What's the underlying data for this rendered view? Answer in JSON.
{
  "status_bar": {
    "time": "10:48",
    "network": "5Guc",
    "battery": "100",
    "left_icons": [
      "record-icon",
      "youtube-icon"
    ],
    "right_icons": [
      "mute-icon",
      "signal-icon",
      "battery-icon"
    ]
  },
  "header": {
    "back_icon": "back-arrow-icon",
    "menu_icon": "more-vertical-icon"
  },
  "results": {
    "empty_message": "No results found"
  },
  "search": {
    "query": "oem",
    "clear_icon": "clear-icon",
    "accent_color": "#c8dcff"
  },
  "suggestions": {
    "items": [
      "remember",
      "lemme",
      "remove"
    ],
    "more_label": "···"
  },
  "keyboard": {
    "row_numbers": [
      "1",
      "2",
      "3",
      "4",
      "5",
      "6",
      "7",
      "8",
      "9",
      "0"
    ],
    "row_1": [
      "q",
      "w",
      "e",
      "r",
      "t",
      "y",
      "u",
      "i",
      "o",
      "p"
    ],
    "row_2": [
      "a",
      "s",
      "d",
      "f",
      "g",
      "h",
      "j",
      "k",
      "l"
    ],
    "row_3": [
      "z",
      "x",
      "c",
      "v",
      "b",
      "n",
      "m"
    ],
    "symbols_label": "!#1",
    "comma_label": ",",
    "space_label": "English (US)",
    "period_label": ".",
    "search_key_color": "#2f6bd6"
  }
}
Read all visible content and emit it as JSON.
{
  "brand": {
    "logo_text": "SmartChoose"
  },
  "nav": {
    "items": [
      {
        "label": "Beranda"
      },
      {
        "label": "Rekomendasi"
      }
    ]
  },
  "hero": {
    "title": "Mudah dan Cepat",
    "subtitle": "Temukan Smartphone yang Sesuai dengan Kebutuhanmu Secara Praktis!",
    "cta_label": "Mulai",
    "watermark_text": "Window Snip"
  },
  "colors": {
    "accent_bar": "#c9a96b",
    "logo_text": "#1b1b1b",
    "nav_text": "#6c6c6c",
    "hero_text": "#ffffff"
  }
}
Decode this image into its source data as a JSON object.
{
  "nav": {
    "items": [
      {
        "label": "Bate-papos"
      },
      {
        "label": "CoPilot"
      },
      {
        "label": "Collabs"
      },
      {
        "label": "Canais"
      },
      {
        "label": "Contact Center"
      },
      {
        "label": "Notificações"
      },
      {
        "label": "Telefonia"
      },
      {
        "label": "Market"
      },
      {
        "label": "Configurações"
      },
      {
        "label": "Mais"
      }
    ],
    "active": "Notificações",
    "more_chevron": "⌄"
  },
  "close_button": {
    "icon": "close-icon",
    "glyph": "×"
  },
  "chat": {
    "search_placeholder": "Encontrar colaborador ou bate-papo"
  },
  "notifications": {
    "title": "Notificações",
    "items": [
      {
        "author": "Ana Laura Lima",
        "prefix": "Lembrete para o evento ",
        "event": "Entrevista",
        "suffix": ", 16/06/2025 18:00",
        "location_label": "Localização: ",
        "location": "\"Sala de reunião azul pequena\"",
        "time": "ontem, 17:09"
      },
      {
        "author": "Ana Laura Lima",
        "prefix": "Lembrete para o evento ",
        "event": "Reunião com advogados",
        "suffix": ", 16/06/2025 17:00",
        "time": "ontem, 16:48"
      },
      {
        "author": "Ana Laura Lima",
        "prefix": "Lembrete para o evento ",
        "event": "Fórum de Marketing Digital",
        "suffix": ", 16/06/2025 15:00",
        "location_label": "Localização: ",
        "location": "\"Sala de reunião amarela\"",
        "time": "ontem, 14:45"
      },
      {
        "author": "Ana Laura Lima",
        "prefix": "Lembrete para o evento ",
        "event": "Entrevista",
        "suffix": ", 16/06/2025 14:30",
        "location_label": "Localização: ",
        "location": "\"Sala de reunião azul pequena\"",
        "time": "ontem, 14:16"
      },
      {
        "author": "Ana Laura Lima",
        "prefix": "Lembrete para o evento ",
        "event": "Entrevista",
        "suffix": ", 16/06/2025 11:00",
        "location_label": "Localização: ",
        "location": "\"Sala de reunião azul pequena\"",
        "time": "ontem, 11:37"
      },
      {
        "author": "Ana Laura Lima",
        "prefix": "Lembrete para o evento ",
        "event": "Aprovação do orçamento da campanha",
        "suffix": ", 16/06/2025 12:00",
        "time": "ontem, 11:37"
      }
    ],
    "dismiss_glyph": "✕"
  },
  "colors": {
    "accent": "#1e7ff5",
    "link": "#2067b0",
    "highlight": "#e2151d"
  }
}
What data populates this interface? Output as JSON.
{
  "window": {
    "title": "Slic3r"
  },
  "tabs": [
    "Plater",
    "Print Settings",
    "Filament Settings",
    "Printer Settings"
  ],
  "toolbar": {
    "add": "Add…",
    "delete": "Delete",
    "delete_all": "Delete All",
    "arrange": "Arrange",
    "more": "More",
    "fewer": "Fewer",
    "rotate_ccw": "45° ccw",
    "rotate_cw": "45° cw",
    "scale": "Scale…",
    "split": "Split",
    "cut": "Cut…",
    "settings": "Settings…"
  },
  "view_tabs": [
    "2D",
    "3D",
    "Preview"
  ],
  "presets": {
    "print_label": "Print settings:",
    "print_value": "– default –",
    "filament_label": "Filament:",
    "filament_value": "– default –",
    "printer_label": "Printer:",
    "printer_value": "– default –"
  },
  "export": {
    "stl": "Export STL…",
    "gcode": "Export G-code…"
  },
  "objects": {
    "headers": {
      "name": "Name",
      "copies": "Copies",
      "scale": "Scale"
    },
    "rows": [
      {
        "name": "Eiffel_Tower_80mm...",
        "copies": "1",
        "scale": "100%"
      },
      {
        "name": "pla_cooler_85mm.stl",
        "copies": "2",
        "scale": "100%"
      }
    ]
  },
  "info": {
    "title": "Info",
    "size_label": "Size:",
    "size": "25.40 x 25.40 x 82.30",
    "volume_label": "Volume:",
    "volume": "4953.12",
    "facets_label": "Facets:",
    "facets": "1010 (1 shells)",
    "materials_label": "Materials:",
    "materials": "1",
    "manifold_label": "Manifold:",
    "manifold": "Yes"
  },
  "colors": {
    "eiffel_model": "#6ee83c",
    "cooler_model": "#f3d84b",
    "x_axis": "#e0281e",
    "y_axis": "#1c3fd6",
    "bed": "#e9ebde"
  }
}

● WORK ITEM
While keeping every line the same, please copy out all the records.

● REPLY TO THE TASK
What's the underlying data for this rendered view? Answer in JSON.
{
  "status_bar": {
    "time": "10:48",
    "network": "5Guc",
    "battery": "100",
    "left_icons": [
      "record-icon",
      "youtube-icon"
    ],
    "right_icons": [
      "mute-icon",
      "signal-icon",
      "battery-icon"
    ]
  },
  "header": {
    "back_icon": "back-arrow-icon",
    "menu_icon": "more-vertical-icon"
  },
  "results": {
    "empty_message": "No results found"
  },
  "search": {
    "query": "oem",
    "clear_icon": "clear-icon",
    "accent_color": "#c8dcff"
  },
  "suggestions": {
    "items": [
      "remember",
      "lemme",
      "remove"
    ],
    "more_label": "···"
  },
  "keyboard": {
    "row_numbers": [
      "1",
      "2",
      "3",
      "4",
      "5",
      "6",
      "7",
      "8",
      "9",
      "0"
    ],
    "row_1": [
      "q",
      "w",
      "e",
      "r",
      "t",
      "y",
      "u",
      "i",
      "o",
      "p"
    ],
    "row_2": [
      "a",
      "s",
      "d",
      "f",
      "g",
      "h",
      "j",
      "k",
      "l"
    ],
    "row_3": [
      "z",
      "x",
      "c",
      "v",
      "b",
      "n",
      "m"
    ],
    "symbols_label": "!#1",
    "comma_label": ",",
    "space_label": "English (US)",
    "period_label": ".",
    "search_key_color": "#2f6bd6"
  }
}
Read all visible content and emit it as JSON.
{
  "brand": {
    "logo_text": "SmartChoose"
  },
  "nav": {
    "items": [
      {
        "label": "Beranda"
      },
      {
        "label": "Rekomendasi"
      }
    ]
  },
  "hero": {
    "title": "Mudah dan Cepat",
    "subtitle": "Temukan Smartphone yang Sesuai dengan Kebutuhanmu Secara Praktis!",
    "cta_label": "Mulai",
    "watermark_text": "Window Snip"
  },
  "colors": {
    "accent_bar": "#c9a96b",
    "logo_text": "#1b1b1b",
    "nav_text": "#6c6c6c",
    "hero_text": "#ffffff"
  }
}
Decode this image into its source data as a JSON object.
{
  "nav": {
    "items": [
      {
        "label": "Bate-papos"
      },
      {
        "label": "CoPilot"
      },
      {
        "label": "Collabs"
      },
      {
        "label": "Canais"
      },
      {
        "label": "Contact Center"
      },
      {
        "label": "Notificações"
      },
      {
        "label": "Telefonia"
      },
      {
        "label": "Market"
      },
      {
        "label": "Configurações"
      },
      {
        "label": "Mais"
      }
    ],
    "active": "Notificações",
    "more_chevron": "⌄"
  },
  "close_button": {
    "icon": "close-icon",
    "glyph": "×"
  },
  "chat": {
    "search_placeholder": "Encontrar colaborador ou bate-papo"
  },
  "notifications": {
    "title": "Notificações",
    "items": [
      {
        "author": "Ana Laura Lima",
        "prefix": "Lembrete para o evento ",
        "event": "Entrevista",
        "suffix": ", 16/06/2025 18:00",
        "location_label": "Localização: ",
        "location": "\"Sala de reunião azul pequena\"",
        "time": "ontem, 17:09"
      },
      {
        "author": "Ana Laura Lima",
        "prefix": "Lembrete para o evento ",
        "event": "Reunião com advogados",
        "suffix": ", 16/06/2025 17:00",
        "time": "ontem, 16:48"
      },
      {
        "author": "Ana Laura Lima",
        "prefix": "Lembrete para o evento ",
        "event": "Fórum de Marketing Digital",
        "suffix": ", 16/06/2025 15:00",
        "location_label": "Localização: ",
        "location": "\"Sala de reunião amarela\"",
        "time": "ontem, 14:45"
      },
      {
        "author": "Ana Laura Lima",
        "prefix": "Lembrete para o evento ",
        "event": "Entrevista",
        "suffix": ", 16/06/2025 14:30",
        "location_label": "Localização: ",
        "location": "\"Sala de reunião azul pequena\"",
        "time": "ontem, 14:16"
      },
      {
        "author": "Ana Laura Lima",
        "prefix": "Lembrete para o evento ",
        "event": "Entrevista",
        "suffix": ", 16/06/2025 11:00",
        "location_label": "Localização: ",
        "location": "\"Sala de reunião azul pequena\"",
        "time": "ontem, 11:37"
      },
      {
        "author": "Ana Laura Lima",
        "prefix": "Lembrete para o evento ",
        "event": "Aprovação do orçamento da campanha",
        "suffix": ", 16/06/2025 12:00",
        "time": "ontem, 11:37"
      }
    ],
    "dismiss_glyph": "✕"
  },
  "colors": {
    "accent": "#1e7ff5",
    "link": "#2067b0",
    "highlight": "#e2151d"
  }
}
What data populates this interface? Output as JSON.
{
  "window": {
    "title": "Slic3r"
  },
  "tabs": [
    "Plater",
    "Print Settings",
    "Filament Settings",
    "Printer Settings"
  ],
  "toolbar": {
    "add": "Add…",
    "delete": "Delete",
    "delete_all": "Delete All",
    "arrange": "Arrange",
    "more": "More",
    "fewer": "Fewer",
    "rotate_ccw": "45° ccw",
    "rotate_cw": "45° cw",
    "scale": "Scale…",
    "split": "Split",
    "cut": "Cut…",
    "settings": "Settings…"
  },
  "view_tabs": [
    "2D",
    "3D",
    "Preview"
  ],
  "presets": {
    "print_label": "Print settings:",
    "print_value": "– default –",
    "filament_label": "Filament:",
    "filament_value": "– default –",
    "printer_label": "Printer:",
    "printer_value": "– default –"
  },
  "export": {
    "stl": "Export STL…",
    "gcode": "Export G-code…"
  },
  "objects": {
    "headers": {
      "name": "Name",
      "copies": "Copies",
      "scale": "Scale"
    },
    "rows": [
      {
        "name": "Eiffel_Tower_80mm...",
        "copies": "1",
        "scale": "100%"
      },
      {
        "name": "pla_cooler_85mm.stl",
        "copies": "2",
        "scale": "100%"
      }
    ]
  },
  "info": {
    "title": "Info",
    "size_label": "Size:",
    "size": "25.40 x 25.40 x 82.30",
    "volume_label": "Volume:",
    "volume": "4953.12",
    "facets_label": "Facets:",
    "facets": "1010 (1 shells)",
    "materials_label": "Materials:",
    "materials": "1",
    "manifold_label": "Manifold:",
    "manifold": "Yes"
  },
  "colors": {
    "eiffel_model": "#6ee83c",
    "cooler_model": "#f3d84b",
    "x_axis": "#e0281e",
    "y_axis": "#1c3fd6",
    "bed": "#e9ebde"
  }
}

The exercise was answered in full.